INPUT DATA:

========================================================================

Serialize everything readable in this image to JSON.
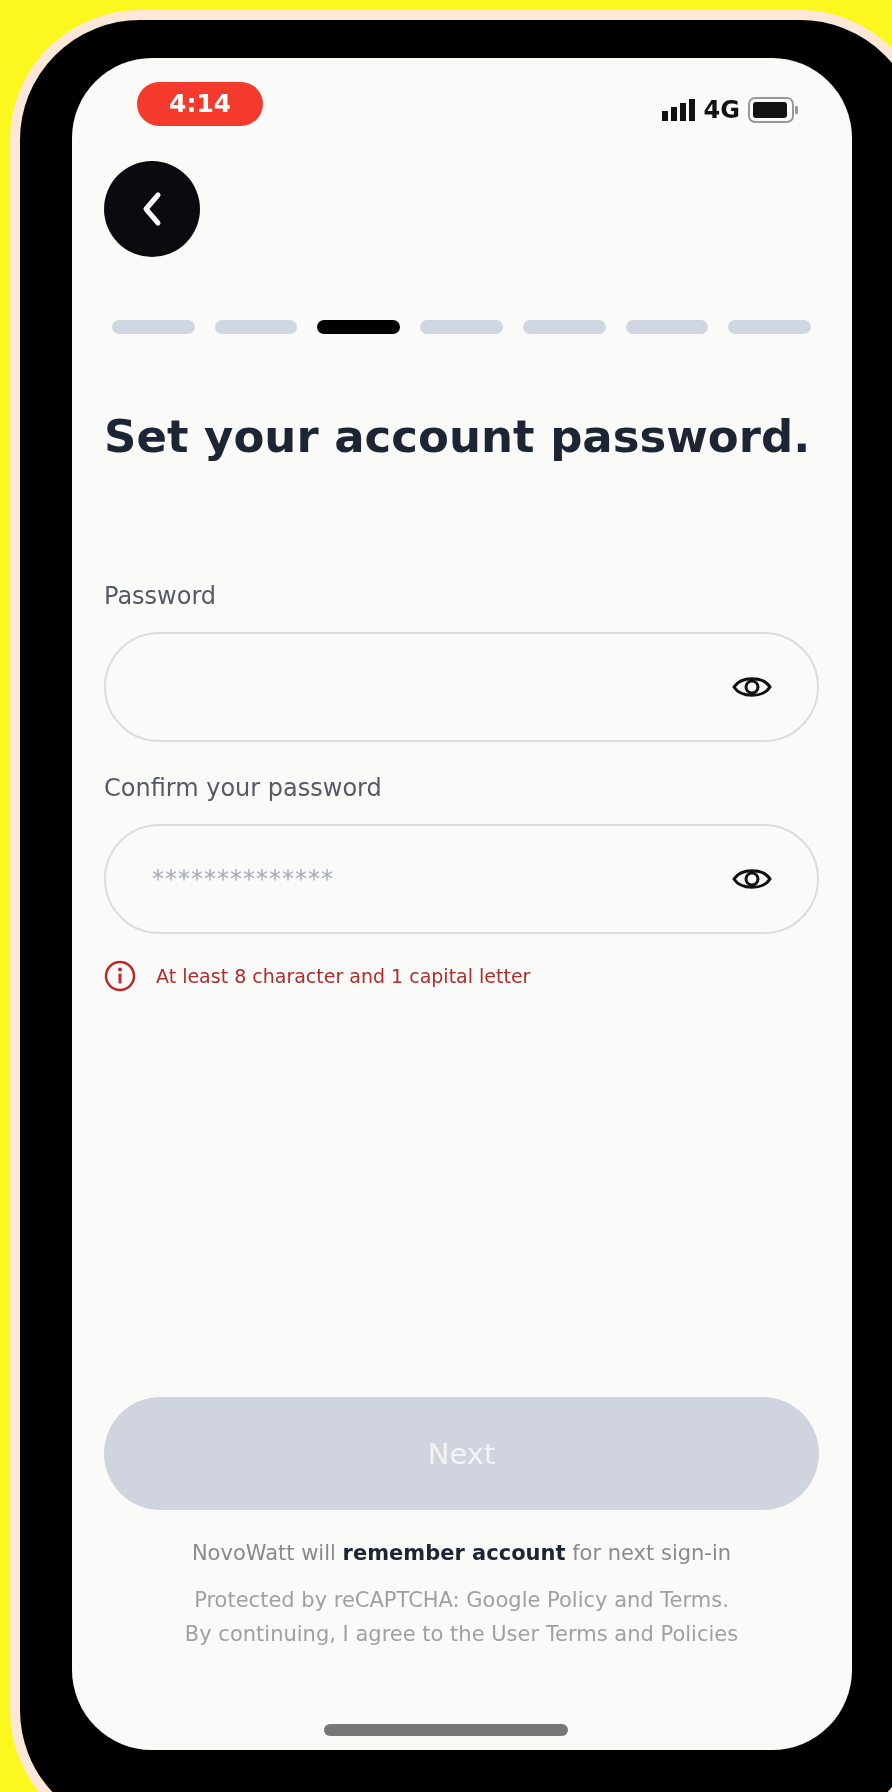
{
  "status_bar": {
    "time": "4:14",
    "network": "4G"
  },
  "progress": {
    "steps": [
      {
        "selected": false
      },
      {
        "selected": false
      },
      {
        "selected": true
      },
      {
        "selected": false
      },
      {
        "selected": false
      },
      {
        "selected": false
      },
      {
        "selected": false
      }
    ]
  },
  "title": "Set your account password.",
  "fields": [
    {
      "label": "Password"
    },
    {
      "label": "Confirm your password",
      "placeholder": "**************"
    }
  ],
  "error": "At least 8 character and 1 capital letter",
  "next_button": {
    "label": "Next",
    "disabled": true
  },
  "remember_note": "NovoWatt will **remember account** for next sign-in",
  "legal_lines": [
    "Protected by reCAPTCHA: Google Policy and Terms.",
    "By continuing, I agree to the User Terms and Policies"
  ]
}
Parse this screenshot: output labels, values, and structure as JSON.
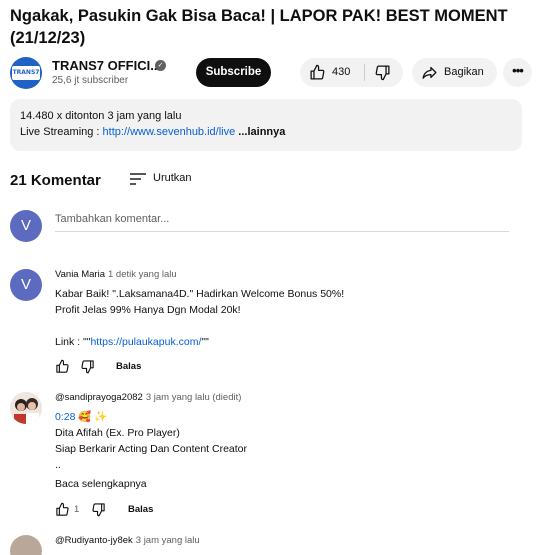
{
  "video": {
    "title_line1": "Ngakak, Pasukin Gak Bisa Baca! | LAPOR PAK! BEST MOMENT",
    "title_line2": "(21/12/23)"
  },
  "channel": {
    "logo_text": "TRANS7",
    "name": "TRANS7 OFFICI...",
    "subscribers": "25,6 jt subscriber",
    "subscribe_label": "Subscribe"
  },
  "actions": {
    "like_count": "430",
    "share_label": "Bagikan",
    "more_label": "•••"
  },
  "description": {
    "stats": "14.480 x ditonton  3 jam yang lalu",
    "line_prefix": "Live Streaming : ",
    "line_link": "http://www.sevenhub.id/live",
    "line_suffix": " ...lainnya"
  },
  "comments_header": {
    "count_label": "21 Komentar",
    "sort_label": "Urutkan"
  },
  "add_comment": {
    "avatar_letter": "V",
    "placeholder": "Tambahkan komentar..."
  },
  "comments": [
    {
      "avatar_letter": "V",
      "author": "Vania Maria",
      "time": "1 detik yang lalu",
      "line1": "Kabar Baik! \".Laksamana4D.\" Hadirkan Welcome Bonus 50%!",
      "line2": "Profit Jelas 99% Hanya Dgn Modal 20k!",
      "link_prefix": "Link  : \"\"",
      "link_text": "https://pulaukapuk.com/",
      "link_suffix": "\"\"",
      "reply_label": "Balas"
    },
    {
      "author": "@sandiprayoga2082",
      "time": "3 jam yang lalu (diedit)",
      "timestamp_link": "0:28",
      "emoji": "🥰 ✨",
      "line1": "Dita Afifah (Ex. Pro Player)",
      "line2": "Siap Berkarir Acting Dan Content Creator",
      "line3": "..",
      "read_more": "Baca selengkapnya",
      "like_count": "1",
      "reply_label": "Balas"
    },
    {
      "author": "@Rudiyanto-jy8ek",
      "time": "3 jam yang lalu"
    }
  ],
  "colors": {
    "link": "#065fd4",
    "subscribe_bg": "#0f0f0f",
    "pill_bg": "#f2f2f2",
    "avatar_v": "#5c6bc0"
  }
}
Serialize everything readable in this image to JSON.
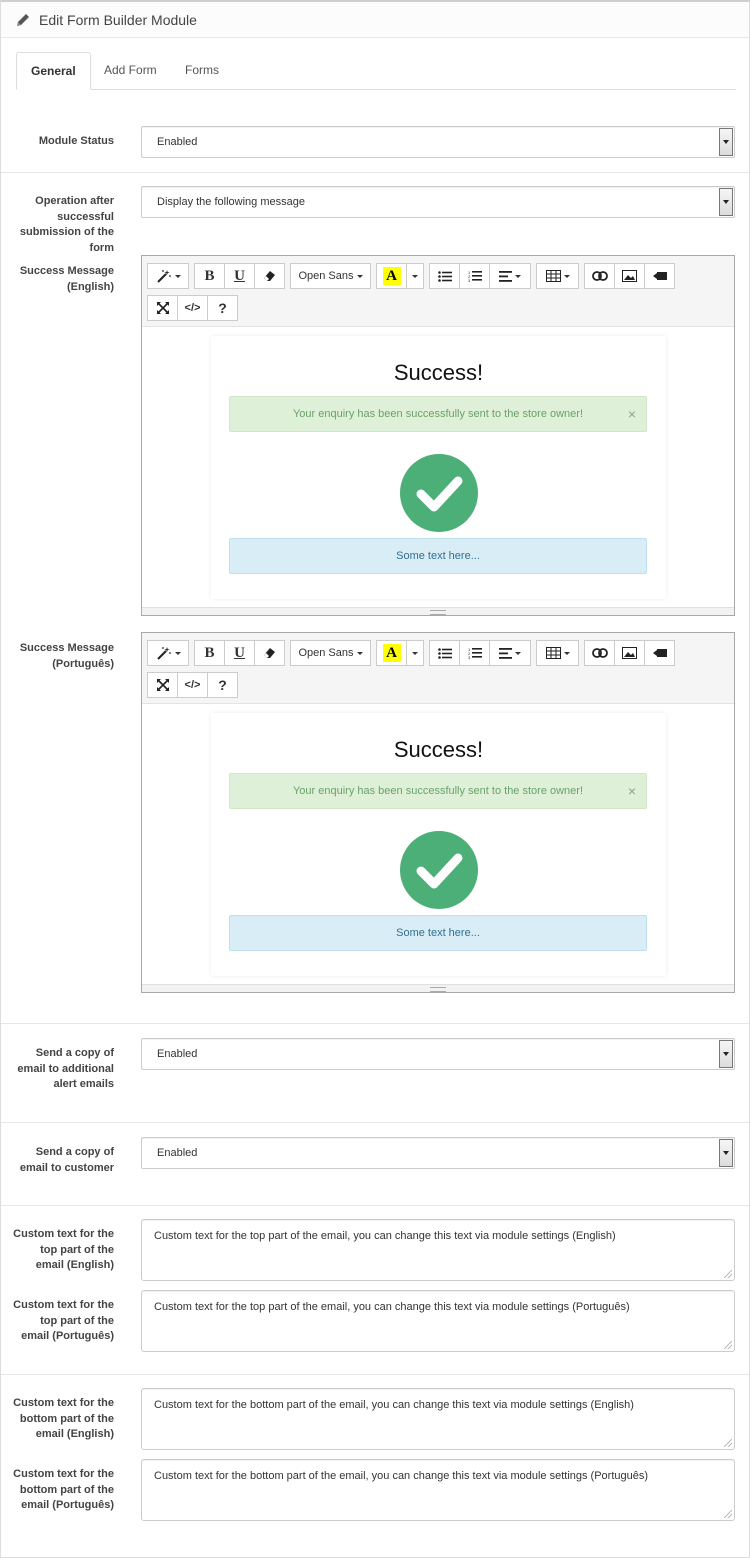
{
  "header": {
    "title": "Edit Form Builder Module",
    "icon": "pencil-icon"
  },
  "tabs": [
    {
      "label": "General",
      "active": true
    },
    {
      "label": "Add Form",
      "active": false
    },
    {
      "label": "Forms",
      "active": false
    }
  ],
  "fields": {
    "module_status": {
      "label": "Module Status",
      "value": "Enabled"
    },
    "operation": {
      "label": "Operation after successful submission of the form",
      "value": "Display the following message"
    },
    "success_en": {
      "label": "Success Message (English)"
    },
    "success_pt": {
      "label": "Success Message (Português)"
    },
    "copy_alert": {
      "label": "Send a copy of email to additional alert emails",
      "value": "Enabled"
    },
    "copy_customer": {
      "label": "Send a copy of email to customer",
      "value": "Enabled"
    },
    "top_en": {
      "label": "Custom text for the top part of the email (English)",
      "value": "Custom text for the top part of the email, you can change this text via module settings (English)"
    },
    "top_pt": {
      "label": "Custom text for the top part of the email (Português)",
      "value": "Custom text for the top part of the email, you can change this text via module settings (Português)"
    },
    "bottom_en": {
      "label": "Custom text for the bottom part of the email (English)",
      "value": "Custom text for the bottom part of the email, you can change this text via module settings (English)"
    },
    "bottom_pt": {
      "label": "Custom text for the bottom part of the email (Português)",
      "value": "Custom text for the bottom part of the email, you can change this text via module settings (Português)"
    }
  },
  "editor": {
    "font_name": "Open Sans",
    "bold": "B",
    "underline": "U",
    "color_letter": "A",
    "code": "</>",
    "help": "?",
    "content": {
      "heading": "Success!",
      "alert_text": "Your enquiry has been successfully sent to the store owner!",
      "close": "×",
      "info_text": "Some text here..."
    }
  },
  "colors": {
    "success_bg": "#dff0d8",
    "success_text": "#6ca16a",
    "info_bg": "#d9edf7",
    "info_text": "#31708f",
    "check_circle": "#4caf78",
    "highlight": "#ffff00"
  }
}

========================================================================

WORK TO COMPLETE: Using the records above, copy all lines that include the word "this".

RESPONSE TO THE TASK:
Serialize everything readable in this image to JSON.
Parse this screenshot: output labels, values, and structure as JSON.
Serialize everything readable in this image to JSON.
      "value": "Custom text for the top part of the email, you can change this text via module settings (English)"
      "value": "Custom text for the top part of the email, you can change this text via module settings (Português)"
      "value": "Custom text for the bottom part of the email, you can change this text via module settings (English)"
      "value": "Custom text for the bottom part of the email, you can change this text via module settings (Português)"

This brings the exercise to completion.